EXERCISE: Once you reach the line that contains "What's the underlying", retype it and every line after it exactly, ending with the last line of the entries.

DATA TO EXAMINE:
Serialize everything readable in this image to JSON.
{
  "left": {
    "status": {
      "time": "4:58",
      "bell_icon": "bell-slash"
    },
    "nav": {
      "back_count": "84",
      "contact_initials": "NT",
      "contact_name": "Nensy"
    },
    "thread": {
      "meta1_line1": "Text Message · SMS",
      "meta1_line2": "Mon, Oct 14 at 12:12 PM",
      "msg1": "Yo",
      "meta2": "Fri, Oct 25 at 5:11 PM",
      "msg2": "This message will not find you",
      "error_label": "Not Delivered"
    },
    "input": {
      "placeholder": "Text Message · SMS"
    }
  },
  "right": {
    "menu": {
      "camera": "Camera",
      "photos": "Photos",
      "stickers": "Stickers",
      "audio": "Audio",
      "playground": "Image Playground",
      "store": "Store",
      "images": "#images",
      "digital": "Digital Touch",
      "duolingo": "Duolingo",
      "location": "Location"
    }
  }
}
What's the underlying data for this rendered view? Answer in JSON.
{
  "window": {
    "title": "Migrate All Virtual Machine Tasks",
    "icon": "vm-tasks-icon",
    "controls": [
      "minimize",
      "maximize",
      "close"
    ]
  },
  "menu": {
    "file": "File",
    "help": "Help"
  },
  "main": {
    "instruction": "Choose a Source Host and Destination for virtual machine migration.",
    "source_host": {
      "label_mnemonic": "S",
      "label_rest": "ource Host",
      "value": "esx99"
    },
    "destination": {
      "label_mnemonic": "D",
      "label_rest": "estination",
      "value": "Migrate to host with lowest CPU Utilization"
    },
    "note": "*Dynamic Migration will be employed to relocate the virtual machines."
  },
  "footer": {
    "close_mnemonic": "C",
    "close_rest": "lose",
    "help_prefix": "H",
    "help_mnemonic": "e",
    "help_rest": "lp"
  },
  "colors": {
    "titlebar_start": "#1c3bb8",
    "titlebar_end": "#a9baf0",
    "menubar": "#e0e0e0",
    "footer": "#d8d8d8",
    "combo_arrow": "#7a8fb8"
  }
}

EXERCISE OUTPUT:
What's the underlying data for this rendered view? Answer in JSON.
{
  "window": {
    "title": "Migrate All Virtual Machine Tasks",
    "icon": "vm-tasks-icon",
    "controls": [
      "minimize",
      "maximize",
      "close"
    ]
  },
  "menu": {
    "file": "File",
    "help": "Help"
  },
  "main": {
    "instruction": "Choose a Source Host and Destination for virtual machine migration.",
    "source_host": {
      "label_mnemonic": "S",
      "label_rest": "ource Host",
      "value": "esx99"
    },
    "destination": {
      "label_mnemonic": "D",
      "label_rest": "estination",
      "value": "Migrate to host with lowest CPU Utilization"
    },
    "note": "*Dynamic Migration will be employed to relocate the virtual machines."
  },
  "footer": {
    "close_mnemonic": "C",
    "close_rest": "lose",
    "help_prefix": "H",
    "help_mnemonic": "e",
    "help_rest": "lp"
  },
  "colors": {
    "titlebar_start": "#1c3bb8",
    "titlebar_end": "#a9baf0",
    "menubar": "#e0e0e0",
    "footer": "#d8d8d8",
    "combo_arrow": "#7a8fb8"
  }
}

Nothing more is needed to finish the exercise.